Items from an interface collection
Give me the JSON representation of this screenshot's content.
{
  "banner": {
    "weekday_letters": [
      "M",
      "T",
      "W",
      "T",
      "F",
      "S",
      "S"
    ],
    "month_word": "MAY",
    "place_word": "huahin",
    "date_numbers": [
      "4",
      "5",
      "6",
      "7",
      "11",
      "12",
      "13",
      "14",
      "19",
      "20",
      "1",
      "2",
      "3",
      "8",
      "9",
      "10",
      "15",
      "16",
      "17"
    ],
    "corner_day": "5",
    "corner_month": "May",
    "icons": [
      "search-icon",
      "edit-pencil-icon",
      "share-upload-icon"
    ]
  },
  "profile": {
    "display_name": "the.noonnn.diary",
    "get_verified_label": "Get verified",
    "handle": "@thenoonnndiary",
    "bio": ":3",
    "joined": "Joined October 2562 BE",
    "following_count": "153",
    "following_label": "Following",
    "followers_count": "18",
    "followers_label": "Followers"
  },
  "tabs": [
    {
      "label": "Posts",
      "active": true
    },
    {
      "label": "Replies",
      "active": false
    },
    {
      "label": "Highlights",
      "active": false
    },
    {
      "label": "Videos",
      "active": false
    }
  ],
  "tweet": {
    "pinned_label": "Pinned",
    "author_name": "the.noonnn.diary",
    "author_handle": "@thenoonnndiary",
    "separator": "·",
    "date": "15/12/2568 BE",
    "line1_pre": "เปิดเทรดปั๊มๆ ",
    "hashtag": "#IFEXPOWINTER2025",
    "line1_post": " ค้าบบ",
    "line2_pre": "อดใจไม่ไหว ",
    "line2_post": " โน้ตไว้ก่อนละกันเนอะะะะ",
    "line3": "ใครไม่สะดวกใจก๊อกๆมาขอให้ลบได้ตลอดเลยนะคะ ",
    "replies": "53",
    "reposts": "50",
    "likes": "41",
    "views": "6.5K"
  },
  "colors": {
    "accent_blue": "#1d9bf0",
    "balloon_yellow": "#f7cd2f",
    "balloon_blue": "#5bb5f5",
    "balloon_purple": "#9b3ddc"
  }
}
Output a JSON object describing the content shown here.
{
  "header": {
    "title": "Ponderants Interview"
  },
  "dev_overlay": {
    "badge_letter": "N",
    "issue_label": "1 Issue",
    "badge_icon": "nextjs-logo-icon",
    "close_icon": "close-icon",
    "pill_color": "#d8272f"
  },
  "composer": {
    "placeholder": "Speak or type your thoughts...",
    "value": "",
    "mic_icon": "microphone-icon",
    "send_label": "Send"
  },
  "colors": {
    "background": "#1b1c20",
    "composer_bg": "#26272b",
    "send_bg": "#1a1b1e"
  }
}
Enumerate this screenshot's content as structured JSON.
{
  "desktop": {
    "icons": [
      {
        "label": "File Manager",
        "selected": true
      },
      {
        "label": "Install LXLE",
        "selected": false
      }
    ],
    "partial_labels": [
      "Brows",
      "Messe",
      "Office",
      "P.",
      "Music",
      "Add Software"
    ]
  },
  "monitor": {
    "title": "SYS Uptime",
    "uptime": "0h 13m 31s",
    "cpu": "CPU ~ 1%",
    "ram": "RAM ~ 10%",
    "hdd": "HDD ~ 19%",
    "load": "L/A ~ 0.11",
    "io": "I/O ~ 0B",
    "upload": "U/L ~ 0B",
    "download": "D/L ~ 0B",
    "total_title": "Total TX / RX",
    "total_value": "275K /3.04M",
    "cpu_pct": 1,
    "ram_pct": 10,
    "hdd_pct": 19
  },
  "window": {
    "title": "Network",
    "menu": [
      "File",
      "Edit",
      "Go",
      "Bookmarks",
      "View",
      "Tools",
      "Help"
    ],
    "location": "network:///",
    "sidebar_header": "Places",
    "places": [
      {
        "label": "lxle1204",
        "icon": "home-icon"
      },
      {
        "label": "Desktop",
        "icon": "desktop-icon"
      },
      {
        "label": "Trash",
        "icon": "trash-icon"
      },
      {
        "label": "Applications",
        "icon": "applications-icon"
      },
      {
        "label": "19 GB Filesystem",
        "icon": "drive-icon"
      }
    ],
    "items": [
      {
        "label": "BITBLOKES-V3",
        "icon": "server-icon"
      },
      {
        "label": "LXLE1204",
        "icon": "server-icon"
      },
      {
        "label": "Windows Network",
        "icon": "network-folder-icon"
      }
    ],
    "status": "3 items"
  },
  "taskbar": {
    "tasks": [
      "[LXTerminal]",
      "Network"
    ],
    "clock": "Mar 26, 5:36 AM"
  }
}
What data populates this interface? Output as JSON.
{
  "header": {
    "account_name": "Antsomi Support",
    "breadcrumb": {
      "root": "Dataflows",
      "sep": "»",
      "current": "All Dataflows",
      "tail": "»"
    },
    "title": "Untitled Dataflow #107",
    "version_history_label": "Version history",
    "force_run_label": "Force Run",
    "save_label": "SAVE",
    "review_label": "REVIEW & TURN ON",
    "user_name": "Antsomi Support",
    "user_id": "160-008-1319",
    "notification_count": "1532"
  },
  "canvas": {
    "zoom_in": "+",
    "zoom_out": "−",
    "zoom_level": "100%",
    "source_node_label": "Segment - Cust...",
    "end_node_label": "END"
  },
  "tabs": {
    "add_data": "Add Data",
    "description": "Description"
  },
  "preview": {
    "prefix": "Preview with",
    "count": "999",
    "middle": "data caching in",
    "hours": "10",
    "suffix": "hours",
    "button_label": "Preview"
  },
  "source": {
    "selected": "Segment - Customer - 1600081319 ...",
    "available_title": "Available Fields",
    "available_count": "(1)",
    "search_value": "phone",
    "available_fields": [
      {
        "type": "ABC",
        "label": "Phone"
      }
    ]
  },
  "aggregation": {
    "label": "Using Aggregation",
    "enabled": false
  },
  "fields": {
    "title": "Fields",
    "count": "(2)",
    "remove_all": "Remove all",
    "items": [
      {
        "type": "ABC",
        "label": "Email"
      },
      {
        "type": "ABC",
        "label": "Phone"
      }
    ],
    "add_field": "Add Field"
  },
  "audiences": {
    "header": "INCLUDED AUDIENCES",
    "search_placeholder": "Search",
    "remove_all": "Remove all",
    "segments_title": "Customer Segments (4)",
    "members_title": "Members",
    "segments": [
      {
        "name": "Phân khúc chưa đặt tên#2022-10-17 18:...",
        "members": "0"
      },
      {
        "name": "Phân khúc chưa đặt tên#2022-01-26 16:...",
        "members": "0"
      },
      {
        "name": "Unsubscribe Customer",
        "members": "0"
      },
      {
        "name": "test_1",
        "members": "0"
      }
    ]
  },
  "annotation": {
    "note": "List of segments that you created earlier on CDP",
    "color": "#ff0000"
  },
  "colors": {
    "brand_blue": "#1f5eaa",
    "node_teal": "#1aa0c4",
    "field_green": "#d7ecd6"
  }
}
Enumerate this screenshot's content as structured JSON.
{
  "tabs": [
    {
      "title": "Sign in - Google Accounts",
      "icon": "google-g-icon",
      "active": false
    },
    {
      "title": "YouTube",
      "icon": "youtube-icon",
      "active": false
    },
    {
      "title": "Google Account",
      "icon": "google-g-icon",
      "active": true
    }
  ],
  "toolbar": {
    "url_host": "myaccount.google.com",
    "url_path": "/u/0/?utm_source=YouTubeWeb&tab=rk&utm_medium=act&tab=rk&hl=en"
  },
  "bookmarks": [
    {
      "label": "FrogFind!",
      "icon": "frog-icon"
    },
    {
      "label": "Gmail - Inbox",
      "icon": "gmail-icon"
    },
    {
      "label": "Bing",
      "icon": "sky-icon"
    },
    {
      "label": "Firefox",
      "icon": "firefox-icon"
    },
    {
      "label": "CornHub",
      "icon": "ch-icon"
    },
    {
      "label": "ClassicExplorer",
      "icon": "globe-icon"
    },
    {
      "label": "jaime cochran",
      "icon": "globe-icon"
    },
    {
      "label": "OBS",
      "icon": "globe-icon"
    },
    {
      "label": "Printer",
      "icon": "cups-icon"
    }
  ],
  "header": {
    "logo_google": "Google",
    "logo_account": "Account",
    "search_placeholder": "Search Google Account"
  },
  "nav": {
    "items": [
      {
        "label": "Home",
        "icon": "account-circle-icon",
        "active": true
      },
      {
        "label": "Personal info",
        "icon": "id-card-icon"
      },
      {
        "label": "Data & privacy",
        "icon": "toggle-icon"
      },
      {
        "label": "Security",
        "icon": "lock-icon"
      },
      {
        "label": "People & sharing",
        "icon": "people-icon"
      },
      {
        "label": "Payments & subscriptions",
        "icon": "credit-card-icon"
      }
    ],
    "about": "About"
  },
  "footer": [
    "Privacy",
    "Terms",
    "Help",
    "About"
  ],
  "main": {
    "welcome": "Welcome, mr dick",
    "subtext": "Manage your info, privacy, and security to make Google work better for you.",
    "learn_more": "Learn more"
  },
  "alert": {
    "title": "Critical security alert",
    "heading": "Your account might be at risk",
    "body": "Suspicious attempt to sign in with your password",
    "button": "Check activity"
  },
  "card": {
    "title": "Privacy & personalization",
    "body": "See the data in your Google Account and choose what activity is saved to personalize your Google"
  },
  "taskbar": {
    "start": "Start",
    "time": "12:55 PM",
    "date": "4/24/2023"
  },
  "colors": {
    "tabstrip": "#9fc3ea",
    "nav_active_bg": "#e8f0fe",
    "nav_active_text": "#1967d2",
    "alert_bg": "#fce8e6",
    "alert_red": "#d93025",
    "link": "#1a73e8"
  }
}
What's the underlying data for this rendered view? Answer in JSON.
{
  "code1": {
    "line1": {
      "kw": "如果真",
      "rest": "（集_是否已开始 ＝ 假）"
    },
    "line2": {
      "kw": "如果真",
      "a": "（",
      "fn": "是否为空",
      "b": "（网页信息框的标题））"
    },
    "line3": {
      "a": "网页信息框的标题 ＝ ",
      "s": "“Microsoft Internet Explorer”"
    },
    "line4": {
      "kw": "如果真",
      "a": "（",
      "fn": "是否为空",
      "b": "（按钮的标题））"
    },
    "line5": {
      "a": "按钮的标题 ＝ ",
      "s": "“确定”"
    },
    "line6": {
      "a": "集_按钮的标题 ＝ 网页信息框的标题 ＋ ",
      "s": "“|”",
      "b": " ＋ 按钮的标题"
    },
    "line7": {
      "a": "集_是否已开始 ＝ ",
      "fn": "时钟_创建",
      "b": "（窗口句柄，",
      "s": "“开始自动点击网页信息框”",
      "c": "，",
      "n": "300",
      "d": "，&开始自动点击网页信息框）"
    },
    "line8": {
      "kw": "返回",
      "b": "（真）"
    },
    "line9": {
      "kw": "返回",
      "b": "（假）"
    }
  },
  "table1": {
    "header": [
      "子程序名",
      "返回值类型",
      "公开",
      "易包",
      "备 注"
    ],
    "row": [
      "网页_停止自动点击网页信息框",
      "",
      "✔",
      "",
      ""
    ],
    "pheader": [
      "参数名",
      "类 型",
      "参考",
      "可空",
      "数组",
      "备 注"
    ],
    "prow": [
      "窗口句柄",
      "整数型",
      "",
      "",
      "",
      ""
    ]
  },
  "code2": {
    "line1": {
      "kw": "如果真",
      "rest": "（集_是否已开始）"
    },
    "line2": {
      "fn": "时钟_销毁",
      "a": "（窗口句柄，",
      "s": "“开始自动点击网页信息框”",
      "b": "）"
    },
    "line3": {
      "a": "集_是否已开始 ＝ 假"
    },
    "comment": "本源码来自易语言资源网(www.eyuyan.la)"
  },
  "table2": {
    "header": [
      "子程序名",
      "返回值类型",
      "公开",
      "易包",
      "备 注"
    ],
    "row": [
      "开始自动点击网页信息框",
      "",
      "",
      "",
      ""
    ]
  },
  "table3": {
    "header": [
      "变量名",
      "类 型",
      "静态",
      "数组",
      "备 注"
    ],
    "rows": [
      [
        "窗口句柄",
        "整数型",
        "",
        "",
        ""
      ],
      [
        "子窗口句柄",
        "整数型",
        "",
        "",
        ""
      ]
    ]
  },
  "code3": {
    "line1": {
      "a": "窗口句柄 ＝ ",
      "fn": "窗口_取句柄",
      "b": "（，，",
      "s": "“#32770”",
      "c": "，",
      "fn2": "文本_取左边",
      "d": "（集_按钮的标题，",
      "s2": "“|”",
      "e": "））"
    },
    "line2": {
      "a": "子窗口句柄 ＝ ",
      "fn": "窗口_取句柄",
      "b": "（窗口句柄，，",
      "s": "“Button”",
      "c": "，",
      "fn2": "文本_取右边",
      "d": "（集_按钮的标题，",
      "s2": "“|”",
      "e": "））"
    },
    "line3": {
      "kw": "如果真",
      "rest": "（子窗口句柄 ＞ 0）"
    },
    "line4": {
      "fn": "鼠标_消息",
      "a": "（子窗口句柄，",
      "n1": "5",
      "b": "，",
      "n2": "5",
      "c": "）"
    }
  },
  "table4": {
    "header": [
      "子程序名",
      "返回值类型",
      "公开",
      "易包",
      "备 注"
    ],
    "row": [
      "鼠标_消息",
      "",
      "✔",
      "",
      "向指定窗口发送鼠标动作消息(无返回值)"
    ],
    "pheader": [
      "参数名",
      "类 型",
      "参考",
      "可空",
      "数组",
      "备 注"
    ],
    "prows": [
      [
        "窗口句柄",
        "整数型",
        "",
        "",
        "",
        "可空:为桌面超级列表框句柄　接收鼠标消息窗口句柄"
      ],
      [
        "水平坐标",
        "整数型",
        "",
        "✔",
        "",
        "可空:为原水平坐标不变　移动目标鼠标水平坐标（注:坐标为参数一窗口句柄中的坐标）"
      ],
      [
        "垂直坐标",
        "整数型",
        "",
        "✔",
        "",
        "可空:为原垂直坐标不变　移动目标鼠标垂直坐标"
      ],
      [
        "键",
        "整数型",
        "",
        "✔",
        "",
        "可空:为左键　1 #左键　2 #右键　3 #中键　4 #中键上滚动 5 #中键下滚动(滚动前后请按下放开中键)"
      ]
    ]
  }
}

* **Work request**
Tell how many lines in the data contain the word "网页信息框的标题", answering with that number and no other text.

* **Reply to the task**
3